2 Which is not to say that CO2 never reacts with other molecules in the atmosphere. Some CO2 combines with rainwater to form carbonic acid, which can go through further changes to gradually form rocks like limestone.

3 Sarmiento, Jorge, and Nicolas Gruber, "Sinks for Anthropogenic Carbon." Physics Today, Volume 55, Issue 8, 2002, doi:10.1063/1.1510279.

4 Archer, David, et al., "Atmospheric Lifetime of Fossil Fuel Carbon Dioxide." Annual Review of Earth and Planetary Sciences, Volume 37, 2009, doi:10.1146/annurev.earth.031208.100206. See also, Inman, Mason, "Carbon is forever." Nature Climate Change, Volume 1, 2008, doi:10.1038/climate.2008.122.

5 Denning, A. Scott, "Where Has All the Carbon Gone?" Annual Review of Earth and Planetary Sciences, Volume 50, 2022, doi:10.1146/annurev-earth-032320-092010.

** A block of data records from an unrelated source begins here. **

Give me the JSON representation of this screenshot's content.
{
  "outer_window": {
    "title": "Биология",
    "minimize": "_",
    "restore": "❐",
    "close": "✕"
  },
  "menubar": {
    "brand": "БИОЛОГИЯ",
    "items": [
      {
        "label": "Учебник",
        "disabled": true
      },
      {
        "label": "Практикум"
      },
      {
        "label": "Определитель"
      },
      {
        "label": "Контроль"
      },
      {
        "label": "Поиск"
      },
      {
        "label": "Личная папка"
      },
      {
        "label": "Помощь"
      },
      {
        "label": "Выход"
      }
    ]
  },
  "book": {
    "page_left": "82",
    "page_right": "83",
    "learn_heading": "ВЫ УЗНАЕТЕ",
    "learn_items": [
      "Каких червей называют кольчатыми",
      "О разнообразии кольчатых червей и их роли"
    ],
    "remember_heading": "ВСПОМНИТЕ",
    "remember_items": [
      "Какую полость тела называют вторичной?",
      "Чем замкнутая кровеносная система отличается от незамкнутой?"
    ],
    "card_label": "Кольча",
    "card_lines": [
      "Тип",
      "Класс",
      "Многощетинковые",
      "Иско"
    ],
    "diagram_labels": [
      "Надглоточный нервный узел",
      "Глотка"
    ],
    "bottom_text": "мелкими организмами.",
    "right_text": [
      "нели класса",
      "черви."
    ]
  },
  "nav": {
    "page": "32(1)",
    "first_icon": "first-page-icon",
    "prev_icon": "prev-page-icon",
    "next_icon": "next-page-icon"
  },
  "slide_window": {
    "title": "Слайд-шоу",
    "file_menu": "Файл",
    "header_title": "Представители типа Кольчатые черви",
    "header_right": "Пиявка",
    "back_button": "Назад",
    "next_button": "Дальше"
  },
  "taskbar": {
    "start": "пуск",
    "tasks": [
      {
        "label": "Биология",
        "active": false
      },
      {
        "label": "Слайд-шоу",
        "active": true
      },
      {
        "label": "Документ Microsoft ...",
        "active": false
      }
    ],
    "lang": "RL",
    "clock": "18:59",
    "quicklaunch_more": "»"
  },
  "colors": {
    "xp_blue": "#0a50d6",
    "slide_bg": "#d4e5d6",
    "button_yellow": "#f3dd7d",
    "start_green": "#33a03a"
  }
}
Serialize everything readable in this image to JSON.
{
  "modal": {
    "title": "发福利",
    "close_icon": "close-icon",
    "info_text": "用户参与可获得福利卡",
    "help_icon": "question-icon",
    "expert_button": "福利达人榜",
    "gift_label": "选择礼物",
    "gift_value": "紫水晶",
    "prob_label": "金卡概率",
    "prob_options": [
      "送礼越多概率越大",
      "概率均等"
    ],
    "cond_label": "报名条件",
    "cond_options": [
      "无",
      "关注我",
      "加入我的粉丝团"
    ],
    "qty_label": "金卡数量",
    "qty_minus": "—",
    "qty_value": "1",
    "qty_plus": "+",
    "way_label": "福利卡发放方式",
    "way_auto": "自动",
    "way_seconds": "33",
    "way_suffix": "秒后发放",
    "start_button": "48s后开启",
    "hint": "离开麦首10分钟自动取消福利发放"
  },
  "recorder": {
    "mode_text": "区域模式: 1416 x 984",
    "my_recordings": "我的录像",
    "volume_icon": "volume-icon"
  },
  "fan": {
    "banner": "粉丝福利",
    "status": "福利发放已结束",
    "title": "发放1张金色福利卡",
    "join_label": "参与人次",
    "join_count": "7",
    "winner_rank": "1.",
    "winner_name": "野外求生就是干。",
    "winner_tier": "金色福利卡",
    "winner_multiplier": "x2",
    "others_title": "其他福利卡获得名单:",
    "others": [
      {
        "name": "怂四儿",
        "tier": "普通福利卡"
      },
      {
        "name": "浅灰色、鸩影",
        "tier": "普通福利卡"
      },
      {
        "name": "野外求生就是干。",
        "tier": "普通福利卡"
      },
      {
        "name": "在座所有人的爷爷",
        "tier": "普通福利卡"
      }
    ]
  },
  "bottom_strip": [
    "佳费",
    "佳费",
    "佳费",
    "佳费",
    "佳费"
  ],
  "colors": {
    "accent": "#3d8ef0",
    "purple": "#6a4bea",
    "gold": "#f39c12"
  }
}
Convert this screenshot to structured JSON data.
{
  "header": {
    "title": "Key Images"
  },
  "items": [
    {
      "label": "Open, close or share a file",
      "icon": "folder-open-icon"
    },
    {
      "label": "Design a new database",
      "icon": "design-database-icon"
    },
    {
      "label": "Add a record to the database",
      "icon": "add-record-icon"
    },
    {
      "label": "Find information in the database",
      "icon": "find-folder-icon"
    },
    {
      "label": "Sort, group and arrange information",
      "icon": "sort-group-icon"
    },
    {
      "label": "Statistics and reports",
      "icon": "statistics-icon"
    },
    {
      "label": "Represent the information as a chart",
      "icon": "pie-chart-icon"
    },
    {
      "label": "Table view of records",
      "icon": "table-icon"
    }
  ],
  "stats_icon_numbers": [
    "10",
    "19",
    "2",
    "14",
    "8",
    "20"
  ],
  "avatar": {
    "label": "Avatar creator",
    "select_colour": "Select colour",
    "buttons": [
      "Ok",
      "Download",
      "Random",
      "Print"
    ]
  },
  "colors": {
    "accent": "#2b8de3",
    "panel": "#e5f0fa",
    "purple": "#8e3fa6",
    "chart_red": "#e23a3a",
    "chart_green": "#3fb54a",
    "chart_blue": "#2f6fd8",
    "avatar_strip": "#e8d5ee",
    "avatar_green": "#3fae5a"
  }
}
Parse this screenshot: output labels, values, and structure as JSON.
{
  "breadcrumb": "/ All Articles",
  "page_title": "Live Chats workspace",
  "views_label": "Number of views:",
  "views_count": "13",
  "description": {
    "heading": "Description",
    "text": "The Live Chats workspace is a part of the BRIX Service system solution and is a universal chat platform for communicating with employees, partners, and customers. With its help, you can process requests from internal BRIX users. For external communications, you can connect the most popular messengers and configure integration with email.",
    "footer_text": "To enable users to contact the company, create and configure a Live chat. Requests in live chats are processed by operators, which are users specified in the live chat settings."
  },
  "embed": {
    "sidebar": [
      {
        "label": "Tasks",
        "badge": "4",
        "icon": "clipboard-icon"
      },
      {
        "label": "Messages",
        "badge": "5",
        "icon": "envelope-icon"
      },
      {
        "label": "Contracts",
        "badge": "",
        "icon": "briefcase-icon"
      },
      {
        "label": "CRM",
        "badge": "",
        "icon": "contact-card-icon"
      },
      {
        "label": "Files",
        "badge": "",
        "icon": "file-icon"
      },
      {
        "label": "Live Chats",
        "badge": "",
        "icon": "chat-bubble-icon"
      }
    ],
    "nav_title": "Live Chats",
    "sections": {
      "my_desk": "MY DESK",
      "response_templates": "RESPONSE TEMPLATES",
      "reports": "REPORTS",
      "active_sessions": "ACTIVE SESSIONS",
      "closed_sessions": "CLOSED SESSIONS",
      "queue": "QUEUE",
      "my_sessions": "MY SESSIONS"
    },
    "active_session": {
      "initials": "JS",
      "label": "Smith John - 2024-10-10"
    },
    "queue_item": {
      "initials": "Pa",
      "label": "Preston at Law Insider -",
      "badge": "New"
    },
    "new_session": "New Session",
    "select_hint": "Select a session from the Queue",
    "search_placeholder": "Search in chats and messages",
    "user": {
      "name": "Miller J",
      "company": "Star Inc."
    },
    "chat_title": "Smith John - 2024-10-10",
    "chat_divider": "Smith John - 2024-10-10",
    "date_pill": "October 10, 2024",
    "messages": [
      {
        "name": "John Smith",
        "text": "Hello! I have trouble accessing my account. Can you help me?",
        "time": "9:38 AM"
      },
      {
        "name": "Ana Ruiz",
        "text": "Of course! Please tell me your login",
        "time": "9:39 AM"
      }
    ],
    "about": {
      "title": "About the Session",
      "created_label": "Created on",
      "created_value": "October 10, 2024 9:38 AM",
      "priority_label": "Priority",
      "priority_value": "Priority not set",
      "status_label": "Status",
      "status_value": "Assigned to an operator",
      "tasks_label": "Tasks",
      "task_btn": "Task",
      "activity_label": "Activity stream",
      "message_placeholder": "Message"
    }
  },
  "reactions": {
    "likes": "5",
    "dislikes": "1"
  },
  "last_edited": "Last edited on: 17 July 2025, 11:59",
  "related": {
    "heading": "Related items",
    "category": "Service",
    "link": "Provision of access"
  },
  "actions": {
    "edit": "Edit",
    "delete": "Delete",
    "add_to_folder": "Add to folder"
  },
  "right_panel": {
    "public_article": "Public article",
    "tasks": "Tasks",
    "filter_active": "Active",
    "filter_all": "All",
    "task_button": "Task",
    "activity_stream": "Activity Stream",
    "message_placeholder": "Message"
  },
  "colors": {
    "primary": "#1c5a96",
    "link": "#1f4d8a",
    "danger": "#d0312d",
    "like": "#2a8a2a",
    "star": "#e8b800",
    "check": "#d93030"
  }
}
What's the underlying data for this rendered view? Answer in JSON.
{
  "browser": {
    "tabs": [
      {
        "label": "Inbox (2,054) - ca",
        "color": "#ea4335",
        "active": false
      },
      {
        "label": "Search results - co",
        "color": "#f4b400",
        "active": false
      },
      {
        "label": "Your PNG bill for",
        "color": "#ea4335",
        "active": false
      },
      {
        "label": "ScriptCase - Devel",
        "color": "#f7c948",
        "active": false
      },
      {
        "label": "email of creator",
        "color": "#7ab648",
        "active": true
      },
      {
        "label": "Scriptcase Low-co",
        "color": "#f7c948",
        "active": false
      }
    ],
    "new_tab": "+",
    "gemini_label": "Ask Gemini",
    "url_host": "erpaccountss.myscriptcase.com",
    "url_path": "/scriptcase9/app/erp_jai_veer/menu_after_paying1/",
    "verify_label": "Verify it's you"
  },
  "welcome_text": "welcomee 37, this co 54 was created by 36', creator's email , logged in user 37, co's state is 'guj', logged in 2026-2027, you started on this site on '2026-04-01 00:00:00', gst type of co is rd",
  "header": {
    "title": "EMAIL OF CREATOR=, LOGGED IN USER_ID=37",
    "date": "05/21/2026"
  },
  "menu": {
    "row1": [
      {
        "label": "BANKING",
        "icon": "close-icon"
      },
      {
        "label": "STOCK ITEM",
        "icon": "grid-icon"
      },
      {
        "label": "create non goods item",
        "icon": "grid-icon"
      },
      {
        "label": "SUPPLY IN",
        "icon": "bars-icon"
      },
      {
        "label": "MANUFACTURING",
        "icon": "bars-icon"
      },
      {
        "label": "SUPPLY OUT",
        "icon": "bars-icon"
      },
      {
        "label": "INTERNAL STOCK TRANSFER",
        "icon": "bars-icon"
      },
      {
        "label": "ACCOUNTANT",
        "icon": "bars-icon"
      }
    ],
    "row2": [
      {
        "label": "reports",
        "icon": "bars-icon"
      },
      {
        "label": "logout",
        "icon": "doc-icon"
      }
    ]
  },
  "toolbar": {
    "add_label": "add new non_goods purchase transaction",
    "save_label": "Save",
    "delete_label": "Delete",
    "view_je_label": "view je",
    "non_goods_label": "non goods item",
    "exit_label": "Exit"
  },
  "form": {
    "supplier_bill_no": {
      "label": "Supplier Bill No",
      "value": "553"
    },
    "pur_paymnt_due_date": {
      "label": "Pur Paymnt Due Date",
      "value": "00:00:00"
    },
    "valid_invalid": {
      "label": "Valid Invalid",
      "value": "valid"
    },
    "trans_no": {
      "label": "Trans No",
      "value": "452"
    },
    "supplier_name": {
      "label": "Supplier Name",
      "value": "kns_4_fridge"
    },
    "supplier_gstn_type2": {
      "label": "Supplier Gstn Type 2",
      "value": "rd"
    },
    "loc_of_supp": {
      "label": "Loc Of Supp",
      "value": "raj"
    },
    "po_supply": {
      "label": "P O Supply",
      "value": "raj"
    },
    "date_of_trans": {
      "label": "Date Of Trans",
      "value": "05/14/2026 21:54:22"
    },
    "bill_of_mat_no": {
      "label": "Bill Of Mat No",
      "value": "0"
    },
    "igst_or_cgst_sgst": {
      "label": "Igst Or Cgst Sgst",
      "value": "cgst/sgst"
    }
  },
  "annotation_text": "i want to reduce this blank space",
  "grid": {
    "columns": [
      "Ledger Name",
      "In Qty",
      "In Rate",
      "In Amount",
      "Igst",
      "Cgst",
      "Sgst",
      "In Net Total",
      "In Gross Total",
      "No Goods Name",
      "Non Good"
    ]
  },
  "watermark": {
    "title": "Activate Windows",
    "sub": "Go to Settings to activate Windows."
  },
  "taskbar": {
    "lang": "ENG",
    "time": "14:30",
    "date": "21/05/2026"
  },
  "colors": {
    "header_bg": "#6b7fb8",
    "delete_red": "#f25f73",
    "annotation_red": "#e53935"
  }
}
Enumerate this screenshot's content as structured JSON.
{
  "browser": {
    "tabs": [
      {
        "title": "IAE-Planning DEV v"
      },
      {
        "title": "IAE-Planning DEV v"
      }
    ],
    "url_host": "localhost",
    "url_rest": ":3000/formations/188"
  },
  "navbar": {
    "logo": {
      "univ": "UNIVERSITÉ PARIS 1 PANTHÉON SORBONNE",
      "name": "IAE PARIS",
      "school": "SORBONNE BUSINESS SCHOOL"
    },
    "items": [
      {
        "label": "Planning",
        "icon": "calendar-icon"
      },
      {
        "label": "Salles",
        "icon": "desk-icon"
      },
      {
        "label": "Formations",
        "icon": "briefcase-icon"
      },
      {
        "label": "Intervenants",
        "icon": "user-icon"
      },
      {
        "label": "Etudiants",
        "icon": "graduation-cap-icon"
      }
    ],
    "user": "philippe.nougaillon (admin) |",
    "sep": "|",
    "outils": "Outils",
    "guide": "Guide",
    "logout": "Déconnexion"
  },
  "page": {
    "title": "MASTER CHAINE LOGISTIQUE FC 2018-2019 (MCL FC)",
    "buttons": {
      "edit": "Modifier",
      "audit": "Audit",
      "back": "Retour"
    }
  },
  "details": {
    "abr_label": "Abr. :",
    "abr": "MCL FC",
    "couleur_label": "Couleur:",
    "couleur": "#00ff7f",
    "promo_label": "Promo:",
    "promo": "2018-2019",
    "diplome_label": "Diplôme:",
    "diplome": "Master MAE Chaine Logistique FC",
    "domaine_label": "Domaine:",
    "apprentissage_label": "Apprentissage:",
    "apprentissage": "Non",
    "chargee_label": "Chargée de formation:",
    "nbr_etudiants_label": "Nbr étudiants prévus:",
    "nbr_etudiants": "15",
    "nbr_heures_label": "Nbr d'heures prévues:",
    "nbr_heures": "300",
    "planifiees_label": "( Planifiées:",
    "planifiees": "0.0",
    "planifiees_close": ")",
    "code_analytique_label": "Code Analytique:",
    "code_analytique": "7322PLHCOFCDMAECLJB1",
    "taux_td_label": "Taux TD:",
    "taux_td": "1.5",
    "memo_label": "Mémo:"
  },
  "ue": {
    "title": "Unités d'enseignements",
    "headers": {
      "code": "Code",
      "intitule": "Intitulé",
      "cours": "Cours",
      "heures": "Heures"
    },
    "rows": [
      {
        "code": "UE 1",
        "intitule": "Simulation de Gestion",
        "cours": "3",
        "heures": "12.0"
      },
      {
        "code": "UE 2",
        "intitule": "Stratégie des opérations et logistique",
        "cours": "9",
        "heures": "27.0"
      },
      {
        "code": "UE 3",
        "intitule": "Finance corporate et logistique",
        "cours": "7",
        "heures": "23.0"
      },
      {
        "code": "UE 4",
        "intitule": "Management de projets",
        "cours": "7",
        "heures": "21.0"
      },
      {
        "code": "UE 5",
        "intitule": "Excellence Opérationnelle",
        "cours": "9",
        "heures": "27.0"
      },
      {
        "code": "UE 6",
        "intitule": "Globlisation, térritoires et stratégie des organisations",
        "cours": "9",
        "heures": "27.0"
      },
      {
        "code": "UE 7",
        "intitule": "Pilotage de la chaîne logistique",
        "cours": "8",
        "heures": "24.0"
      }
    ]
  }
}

6 National Oceanic and Atmospheric Administration: "Quantifying the Ocean Carbon Sink." August 26, 2022.